New York’s Republican Governor Thomas Dewey challenged President Franklin D. Roosevelt who was seeking his fourth term. The requests for military ballots exploded. State resistance, particularly Southern state resistance to black voters, combined with the Taft Republican stance were not enough to stop the tide of requests and votes. Figures vary but between 2.5 million and 4.5 million ballots were cast. Only 85 thousand federal ballots were used, with the remainder from the states. Once again, Pennsylvania played a prominent role in wartime voting. The 620 thousand ballots requested from the state lead the nation.
Roosevelt won by 3.5 million votes. The soldier votes accounted for part of that margin and played a role in lesser federal elections that year. The 1944 effort on behalf of soldier voting also stood out as one of the first federal efforts since Reconstruction aimed at assuring voting rights for black Americans. The War Ballot Commission started it all: if you’re fighting for your country, you have the right to vote, period.
Army Air Force Lt. Weathers, a war hero, was part of the only bomber escort group in World War II that never lost a bomber, the all black 332nd Fighter Group. Who would challenge his right to vote?
The More Things Change, the Harder it is for Soldiers to Vote
We live in an era of vastly superior technology. Information moves faster, more precisely, and continuously. Transpiration times have been greatly reduced. Yet American soldiers throughout the world lack the assurance that they will be given the fullest opportunities to vote. Richard Wolf of USAToday noted recently:
Six years after problems counting overseas votes clouded the 2000 presidential election, U.S. troops and other Americans abroad face tight timetables and emerging technologies that still make it difficult to have their votes counted. USAToday 09/26/2006
The issues are well known. They’ve come up in Korea and Viet Nam. There are 50 sets of state regulations dealing with absentee ballots and overseas Americans. Even if there is every good intention to facilitate the vote, soldiers in combat and support roles can’t worry about needless details or the politically motivated regulations.
The solution was presented over 60 years ago. The elegance and simplicity are unassailable:
soldiers would only have to fill out the ballot and it would be returned to the appropriate secretary of state to be counted.

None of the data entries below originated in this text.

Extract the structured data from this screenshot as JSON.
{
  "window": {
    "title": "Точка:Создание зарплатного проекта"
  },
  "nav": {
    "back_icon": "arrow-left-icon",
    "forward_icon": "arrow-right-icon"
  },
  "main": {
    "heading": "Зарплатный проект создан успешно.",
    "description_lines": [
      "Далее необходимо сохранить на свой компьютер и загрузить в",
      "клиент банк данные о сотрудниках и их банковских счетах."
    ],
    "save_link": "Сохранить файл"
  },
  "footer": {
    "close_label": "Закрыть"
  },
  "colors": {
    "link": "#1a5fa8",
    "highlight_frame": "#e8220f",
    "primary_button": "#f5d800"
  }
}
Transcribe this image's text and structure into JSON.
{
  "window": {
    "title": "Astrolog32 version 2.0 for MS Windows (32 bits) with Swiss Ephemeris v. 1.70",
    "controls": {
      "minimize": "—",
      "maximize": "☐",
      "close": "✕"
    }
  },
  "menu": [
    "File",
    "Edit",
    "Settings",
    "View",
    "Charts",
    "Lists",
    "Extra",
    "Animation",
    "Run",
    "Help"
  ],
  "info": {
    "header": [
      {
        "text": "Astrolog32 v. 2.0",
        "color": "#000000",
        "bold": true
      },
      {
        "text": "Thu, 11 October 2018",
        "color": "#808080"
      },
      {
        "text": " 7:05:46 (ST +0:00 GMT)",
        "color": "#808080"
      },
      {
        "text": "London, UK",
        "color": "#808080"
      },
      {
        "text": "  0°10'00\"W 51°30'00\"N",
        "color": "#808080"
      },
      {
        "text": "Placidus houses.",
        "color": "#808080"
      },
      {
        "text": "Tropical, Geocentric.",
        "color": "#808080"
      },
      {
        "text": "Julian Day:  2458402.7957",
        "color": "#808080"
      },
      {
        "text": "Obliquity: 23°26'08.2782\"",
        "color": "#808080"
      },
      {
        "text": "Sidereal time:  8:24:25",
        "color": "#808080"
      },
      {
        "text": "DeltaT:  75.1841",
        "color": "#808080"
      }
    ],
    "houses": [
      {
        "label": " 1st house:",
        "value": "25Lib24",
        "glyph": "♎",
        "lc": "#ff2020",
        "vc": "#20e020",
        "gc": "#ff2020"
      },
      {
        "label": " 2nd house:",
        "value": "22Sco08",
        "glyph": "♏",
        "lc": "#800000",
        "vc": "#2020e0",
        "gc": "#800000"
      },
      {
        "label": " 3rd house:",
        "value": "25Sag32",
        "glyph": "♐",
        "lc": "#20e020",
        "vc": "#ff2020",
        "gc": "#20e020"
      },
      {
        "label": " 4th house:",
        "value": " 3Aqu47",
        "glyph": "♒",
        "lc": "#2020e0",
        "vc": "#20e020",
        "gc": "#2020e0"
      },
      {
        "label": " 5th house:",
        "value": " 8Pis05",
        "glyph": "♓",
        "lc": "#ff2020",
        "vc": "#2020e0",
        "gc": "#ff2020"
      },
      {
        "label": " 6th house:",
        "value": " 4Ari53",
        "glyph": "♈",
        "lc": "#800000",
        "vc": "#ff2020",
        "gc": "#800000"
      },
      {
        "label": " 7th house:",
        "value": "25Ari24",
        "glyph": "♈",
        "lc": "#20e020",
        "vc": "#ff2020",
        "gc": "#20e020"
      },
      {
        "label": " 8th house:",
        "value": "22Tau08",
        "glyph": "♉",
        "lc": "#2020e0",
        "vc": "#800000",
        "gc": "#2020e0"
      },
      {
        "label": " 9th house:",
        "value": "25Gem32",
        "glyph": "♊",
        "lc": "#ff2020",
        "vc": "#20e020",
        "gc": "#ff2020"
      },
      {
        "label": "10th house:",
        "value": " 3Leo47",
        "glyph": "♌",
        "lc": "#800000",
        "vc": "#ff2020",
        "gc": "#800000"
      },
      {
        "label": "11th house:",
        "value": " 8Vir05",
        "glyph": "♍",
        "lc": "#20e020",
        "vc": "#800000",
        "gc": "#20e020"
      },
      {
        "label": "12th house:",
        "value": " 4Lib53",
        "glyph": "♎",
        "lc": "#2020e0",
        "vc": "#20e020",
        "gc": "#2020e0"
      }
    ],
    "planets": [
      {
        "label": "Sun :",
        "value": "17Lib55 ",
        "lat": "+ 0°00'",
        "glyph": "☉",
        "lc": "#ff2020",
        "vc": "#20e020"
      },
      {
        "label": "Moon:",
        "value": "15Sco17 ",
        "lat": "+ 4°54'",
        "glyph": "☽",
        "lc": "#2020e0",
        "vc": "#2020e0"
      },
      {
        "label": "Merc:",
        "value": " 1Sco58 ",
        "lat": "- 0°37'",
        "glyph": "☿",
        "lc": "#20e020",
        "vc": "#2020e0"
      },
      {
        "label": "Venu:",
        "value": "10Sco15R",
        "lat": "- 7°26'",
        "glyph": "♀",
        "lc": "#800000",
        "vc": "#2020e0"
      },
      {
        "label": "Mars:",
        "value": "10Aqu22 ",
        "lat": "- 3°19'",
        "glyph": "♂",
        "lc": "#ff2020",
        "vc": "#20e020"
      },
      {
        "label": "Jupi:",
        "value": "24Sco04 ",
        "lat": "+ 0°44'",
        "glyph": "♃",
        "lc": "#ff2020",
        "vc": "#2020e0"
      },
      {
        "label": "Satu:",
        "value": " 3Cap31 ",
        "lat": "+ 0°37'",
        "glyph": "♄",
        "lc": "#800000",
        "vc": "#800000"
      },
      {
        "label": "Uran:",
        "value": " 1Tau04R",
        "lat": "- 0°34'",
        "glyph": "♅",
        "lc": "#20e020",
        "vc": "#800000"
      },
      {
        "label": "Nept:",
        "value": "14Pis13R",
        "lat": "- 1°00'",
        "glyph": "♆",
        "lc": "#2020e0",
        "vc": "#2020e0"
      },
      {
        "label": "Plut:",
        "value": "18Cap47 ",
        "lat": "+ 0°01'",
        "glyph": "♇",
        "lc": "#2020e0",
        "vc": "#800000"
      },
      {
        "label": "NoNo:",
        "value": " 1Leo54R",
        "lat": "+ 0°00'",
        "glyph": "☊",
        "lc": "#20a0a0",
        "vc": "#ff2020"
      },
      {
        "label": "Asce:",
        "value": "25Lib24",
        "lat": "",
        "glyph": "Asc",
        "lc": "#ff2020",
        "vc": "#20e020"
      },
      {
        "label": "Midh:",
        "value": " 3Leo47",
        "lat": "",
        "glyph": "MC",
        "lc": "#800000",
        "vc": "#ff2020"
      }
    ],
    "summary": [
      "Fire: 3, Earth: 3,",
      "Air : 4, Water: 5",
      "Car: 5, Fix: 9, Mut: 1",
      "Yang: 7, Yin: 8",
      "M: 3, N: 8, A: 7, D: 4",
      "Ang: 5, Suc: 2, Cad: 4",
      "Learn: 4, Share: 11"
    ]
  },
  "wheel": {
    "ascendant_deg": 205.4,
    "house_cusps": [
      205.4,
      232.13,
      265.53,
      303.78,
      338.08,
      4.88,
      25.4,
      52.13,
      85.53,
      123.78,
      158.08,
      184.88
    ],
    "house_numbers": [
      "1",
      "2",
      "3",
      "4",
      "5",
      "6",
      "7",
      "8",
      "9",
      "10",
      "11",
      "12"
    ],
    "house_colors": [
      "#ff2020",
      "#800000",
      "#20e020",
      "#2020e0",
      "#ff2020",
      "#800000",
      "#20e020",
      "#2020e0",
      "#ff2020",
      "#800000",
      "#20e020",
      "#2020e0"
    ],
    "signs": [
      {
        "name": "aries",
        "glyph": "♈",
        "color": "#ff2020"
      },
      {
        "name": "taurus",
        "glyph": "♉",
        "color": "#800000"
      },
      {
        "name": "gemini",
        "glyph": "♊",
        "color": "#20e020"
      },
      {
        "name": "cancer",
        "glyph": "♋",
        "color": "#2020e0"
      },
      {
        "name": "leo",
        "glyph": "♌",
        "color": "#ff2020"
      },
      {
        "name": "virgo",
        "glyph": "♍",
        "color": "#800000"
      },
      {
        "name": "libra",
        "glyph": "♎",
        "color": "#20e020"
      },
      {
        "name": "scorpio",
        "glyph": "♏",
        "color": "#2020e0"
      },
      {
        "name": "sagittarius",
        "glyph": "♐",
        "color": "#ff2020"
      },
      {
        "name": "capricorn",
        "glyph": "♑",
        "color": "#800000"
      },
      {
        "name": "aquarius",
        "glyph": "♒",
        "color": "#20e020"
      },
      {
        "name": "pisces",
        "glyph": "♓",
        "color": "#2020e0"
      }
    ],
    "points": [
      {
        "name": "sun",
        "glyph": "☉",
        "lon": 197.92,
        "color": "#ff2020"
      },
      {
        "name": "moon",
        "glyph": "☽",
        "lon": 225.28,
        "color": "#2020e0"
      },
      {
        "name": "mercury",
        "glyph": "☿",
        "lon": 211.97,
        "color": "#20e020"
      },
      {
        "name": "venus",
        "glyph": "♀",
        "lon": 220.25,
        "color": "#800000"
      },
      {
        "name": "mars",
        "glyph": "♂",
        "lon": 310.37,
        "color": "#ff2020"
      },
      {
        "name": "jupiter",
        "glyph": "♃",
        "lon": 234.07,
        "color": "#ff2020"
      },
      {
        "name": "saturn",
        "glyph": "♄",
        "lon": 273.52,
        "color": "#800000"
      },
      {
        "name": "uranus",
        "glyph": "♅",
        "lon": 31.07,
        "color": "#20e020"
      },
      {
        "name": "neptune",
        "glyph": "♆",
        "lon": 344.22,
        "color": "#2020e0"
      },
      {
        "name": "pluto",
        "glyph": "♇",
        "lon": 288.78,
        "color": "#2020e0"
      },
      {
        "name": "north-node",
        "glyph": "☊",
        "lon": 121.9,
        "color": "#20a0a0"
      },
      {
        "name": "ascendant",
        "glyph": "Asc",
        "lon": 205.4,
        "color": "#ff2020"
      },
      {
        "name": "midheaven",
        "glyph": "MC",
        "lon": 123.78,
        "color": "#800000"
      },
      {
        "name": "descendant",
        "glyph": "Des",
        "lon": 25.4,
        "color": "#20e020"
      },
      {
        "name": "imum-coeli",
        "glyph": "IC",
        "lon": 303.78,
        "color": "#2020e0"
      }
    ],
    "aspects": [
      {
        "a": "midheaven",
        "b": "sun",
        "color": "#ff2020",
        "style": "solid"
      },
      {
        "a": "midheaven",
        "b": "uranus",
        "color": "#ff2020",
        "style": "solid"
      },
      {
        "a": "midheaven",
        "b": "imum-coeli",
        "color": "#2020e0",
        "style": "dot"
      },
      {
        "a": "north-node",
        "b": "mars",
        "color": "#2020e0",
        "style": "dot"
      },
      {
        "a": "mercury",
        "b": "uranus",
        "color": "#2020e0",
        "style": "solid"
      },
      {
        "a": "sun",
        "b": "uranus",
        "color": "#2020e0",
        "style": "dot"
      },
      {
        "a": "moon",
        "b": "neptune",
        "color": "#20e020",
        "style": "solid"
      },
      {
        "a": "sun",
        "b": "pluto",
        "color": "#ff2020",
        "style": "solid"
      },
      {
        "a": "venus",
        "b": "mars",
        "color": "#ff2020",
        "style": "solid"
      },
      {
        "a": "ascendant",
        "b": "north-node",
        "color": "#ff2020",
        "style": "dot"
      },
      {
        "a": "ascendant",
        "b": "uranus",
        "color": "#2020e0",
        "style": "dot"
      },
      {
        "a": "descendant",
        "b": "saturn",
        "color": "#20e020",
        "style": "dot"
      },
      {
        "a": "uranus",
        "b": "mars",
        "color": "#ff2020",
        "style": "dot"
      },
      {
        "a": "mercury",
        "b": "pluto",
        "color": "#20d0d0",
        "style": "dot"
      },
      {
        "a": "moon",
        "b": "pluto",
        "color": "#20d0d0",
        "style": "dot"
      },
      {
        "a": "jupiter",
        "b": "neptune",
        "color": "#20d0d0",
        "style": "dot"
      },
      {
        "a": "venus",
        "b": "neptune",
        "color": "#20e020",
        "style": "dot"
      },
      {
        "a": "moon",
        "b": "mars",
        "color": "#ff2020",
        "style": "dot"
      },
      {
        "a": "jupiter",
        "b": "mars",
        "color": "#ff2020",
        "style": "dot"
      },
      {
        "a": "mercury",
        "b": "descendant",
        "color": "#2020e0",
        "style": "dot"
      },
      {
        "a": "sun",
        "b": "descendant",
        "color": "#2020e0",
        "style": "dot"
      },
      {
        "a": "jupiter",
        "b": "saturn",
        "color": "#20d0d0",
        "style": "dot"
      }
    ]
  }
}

Photograph: Daniel Love/US Army via pingnews.
Treating Shrapnel Wounds, Helmand Province, Afghanistan, April 10, 2007
When we ask soldiers to go to places like Helmand Province, Afghanistan to risk their lives, we have an obligation of the highest order: make sure that they’re able to take part in the democratic process that ultimately determines their role and fate in the U.S. military.
Fixing the military vote by invoking the simple concept suggested by the War Ballot Commission in 1943 would be a fitting Memorial Day appreciation for the service and sacrifice offered: when a soldier shows up to vote, give him or her a ballot, then send it off to the soldier’s state with orders to count it in the appropriate election.
*The Soldier Vote is a headline from Time Magazine, 23 October 1944.
Permission to reprint is granted given a link to this article in “Scoop” Independent News and attribution of authorship.